■ What the exercise asks: What lines below contain the string "username"? List them all.

■ Material supplied:
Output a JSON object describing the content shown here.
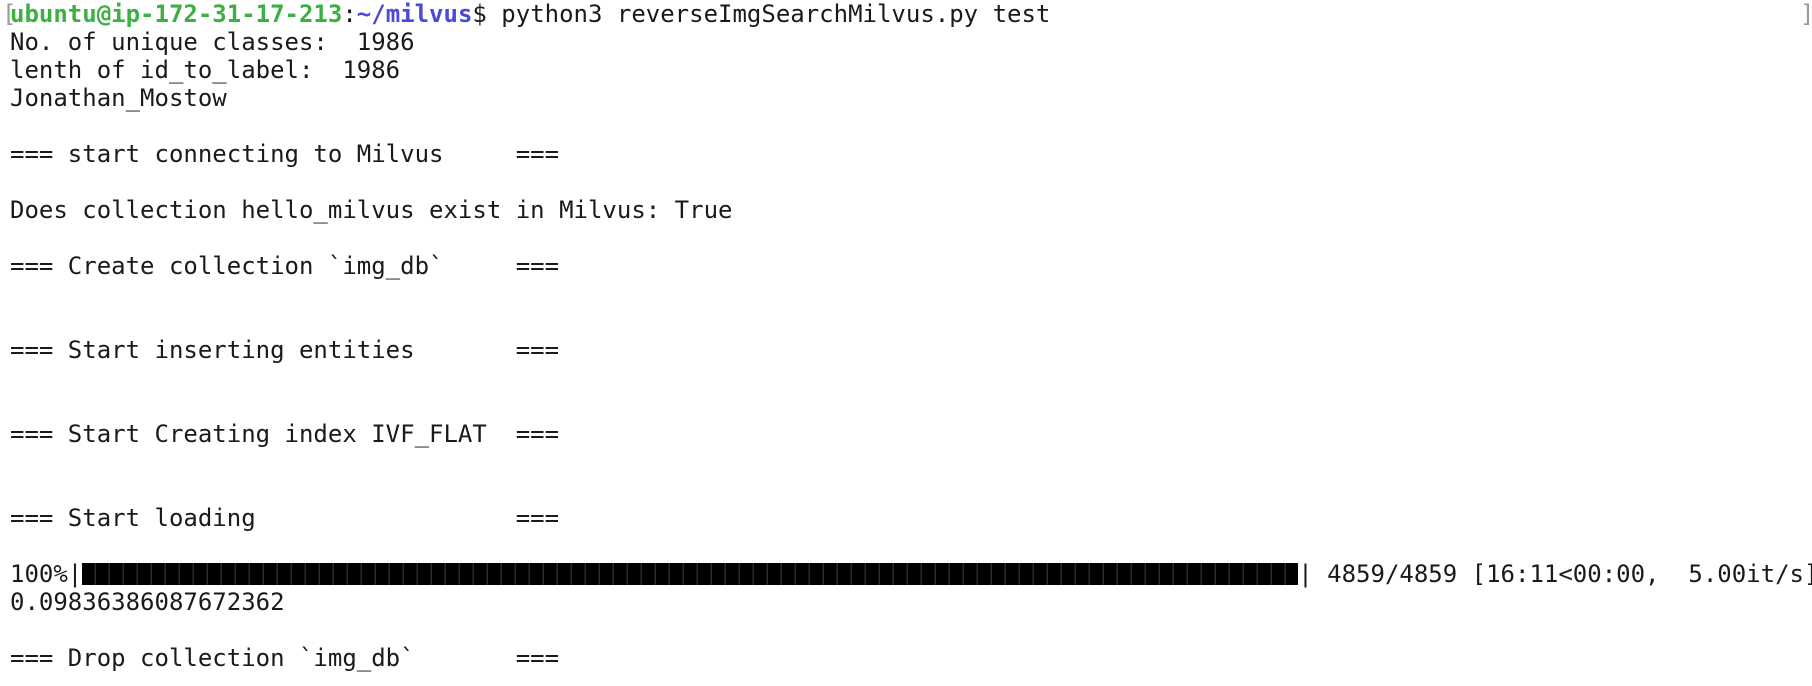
{
  "terminal": {
    "prompt": {
      "user_host": "ubuntu@ip-172-31-17-213",
      "separator": ":",
      "path": "~/milvus",
      "symbol": "$",
      "command": " python3 reverseImgSearchMilvus.py test"
    },
    "lines": {
      "unique_classes": "No. of unique classes:  1986",
      "id_to_label": "lenth of id_to_label:  1986",
      "name": "Jonathan_Mostow",
      "connecting": "=== start connecting to Milvus     ===",
      "collection_exists": "Does collection hello_milvus exist in Milvus: True",
      "create_collection": "=== Create collection `img_db`     ===",
      "inserting": "=== Start inserting entities       ===",
      "creating_index": "=== Start Creating index IVF_FLAT  ===",
      "loading": "=== Start loading                  ===",
      "result_value": "0.09836386087672362",
      "drop_collection": "=== Drop collection `img_db`       ==="
    },
    "progress": {
      "percent_text": "100%",
      "fraction": 1.0,
      "stats": " 4859/4859 [16:11<00:00,  5.00it/s]"
    },
    "colors": {
      "user_host": "#3cb043",
      "path": "#4a4ad6",
      "text": "#1a1a1a",
      "background": "#ffffff"
    }
  }
}
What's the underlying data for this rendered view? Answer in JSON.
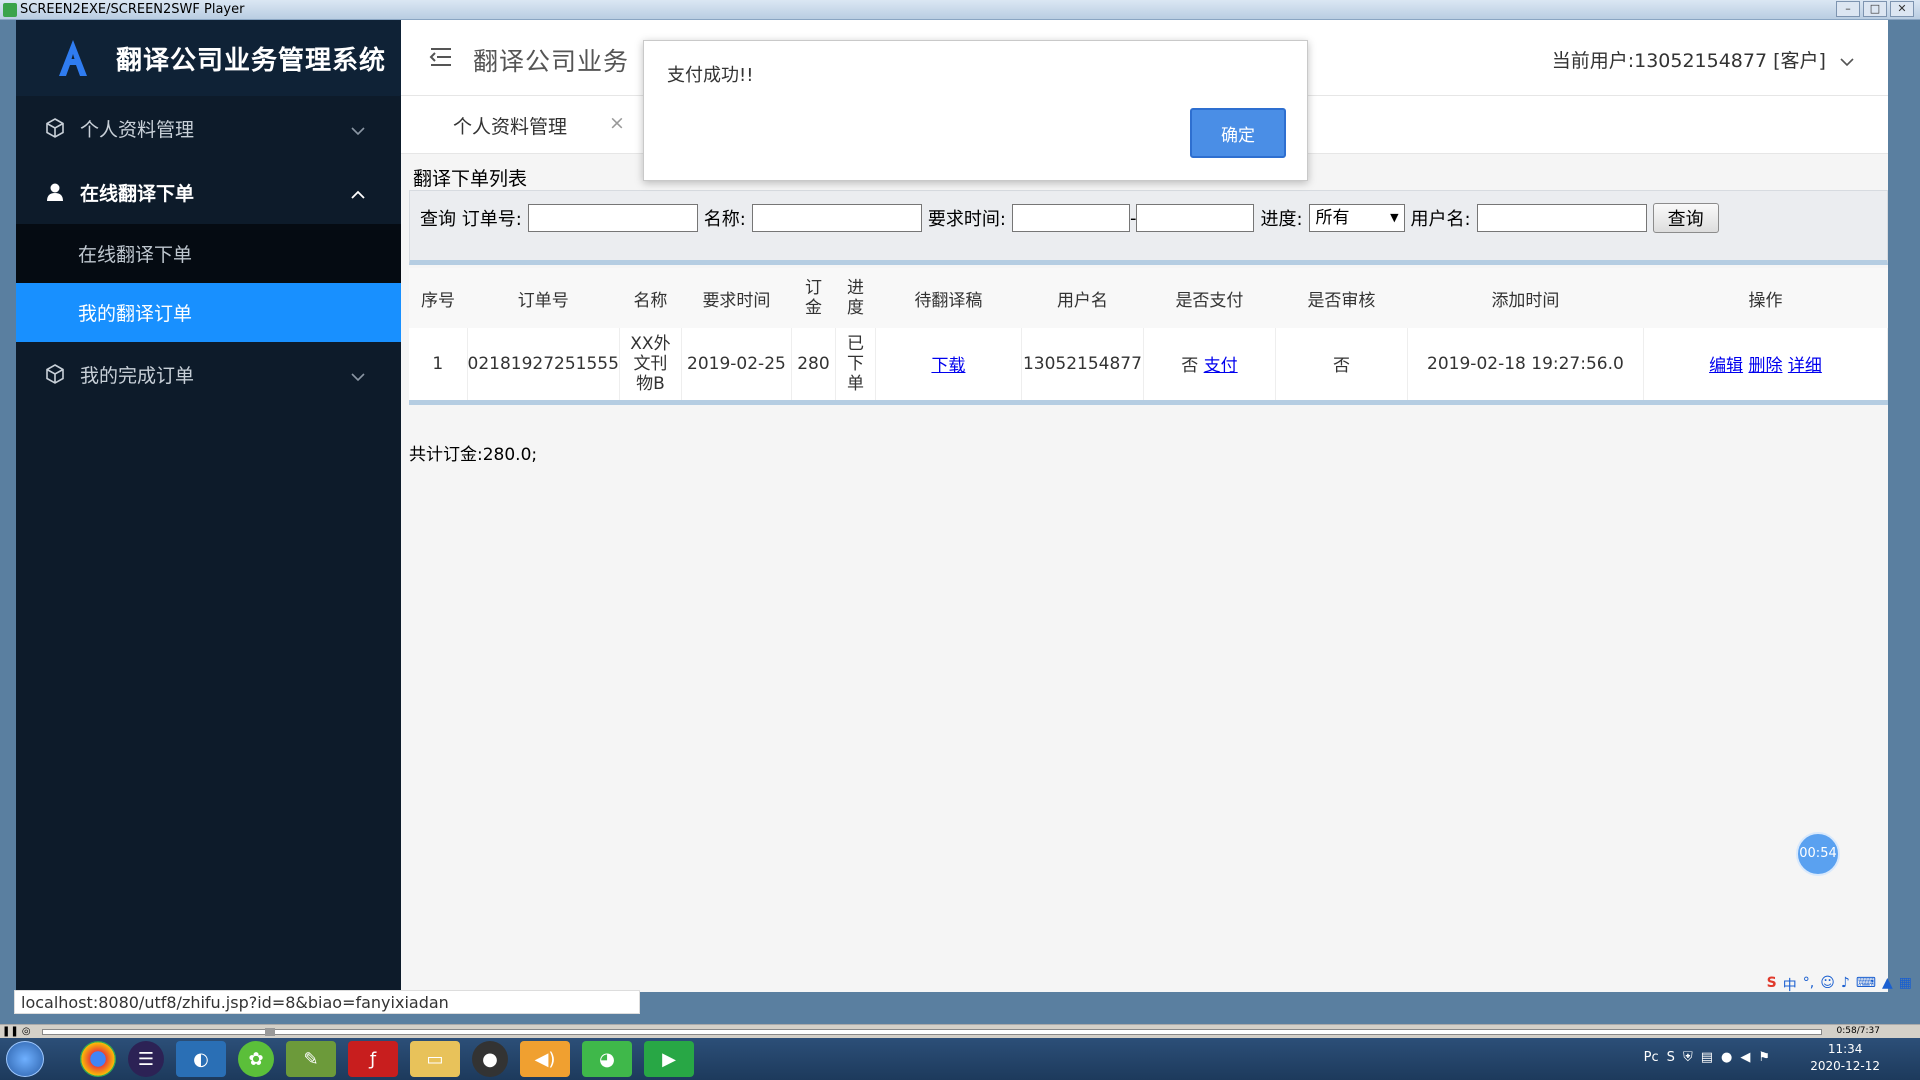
{
  "player": {
    "title": "SCREEN2EXE/SCREEN2SWF Player",
    "time": "0:58/7:37"
  },
  "app": {
    "brand_title": "翻译公司业务管理系统",
    "header_title": "翻译公司业务",
    "current_user": "当前用户:13052154877 [客户]"
  },
  "sidebar": {
    "items": [
      {
        "label": "个人资料管理"
      },
      {
        "label": "在线翻译下单"
      },
      {
        "label": "我的完成订单"
      }
    ],
    "sub_items": [
      {
        "label": "在线翻译下单"
      },
      {
        "label": "我的翻译订单"
      }
    ]
  },
  "tabs": [
    {
      "label": "个人资料管理",
      "close": "×"
    }
  ],
  "dialog": {
    "message": "支付成功!!",
    "ok_label": "确定"
  },
  "list": {
    "title": "翻译下单列表",
    "search": {
      "order_label": "查询 订单号:",
      "name_label": "名称:",
      "time_label": "要求时间:",
      "time_sep": "-",
      "progress_label": "进度:",
      "progress_value": "所有",
      "user_label": "用户名:",
      "query_button": "查询"
    },
    "headers": {
      "seq": "序号",
      "order_no": "订单号",
      "name": "名称",
      "req_time": "要求时间",
      "fee": "订金",
      "progress": "进度",
      "draft": "待翻译稿",
      "username": "用户名",
      "paid": "是否支付",
      "reviewed": "是否审核",
      "added": "添加时间",
      "ops": "操作"
    },
    "row": {
      "seq": "1",
      "order_no": "02181927251555",
      "name": "XX外文刊物B",
      "req_time": "2019-02-25",
      "fee": "280",
      "progress": "已下单",
      "draft_link": "下载",
      "username": "13052154877",
      "paid": "否",
      "pay_link": "支付",
      "reviewed": "否",
      "added": "2019-02-18 19:27:56.0",
      "edit": "编辑",
      "delete": "删除",
      "detail": "详细"
    },
    "total": "共计订金:280.0;"
  },
  "timer": "00:54",
  "status_url": "localhost:8080/utf8/zhifu.jsp?id=8&biao=fanyixiadan",
  "taskbar": {
    "time": "11:34",
    "date": "2020-12-12"
  },
  "ime": {
    "mode": "中"
  },
  "colors": {
    "sidebar_bg": "#0d1b2a",
    "active_item": "#1890ff",
    "ok_button": "#4a8ee6"
  }
}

■ Exercise answer:
      "username": "用户名",
      "username": "13052154877",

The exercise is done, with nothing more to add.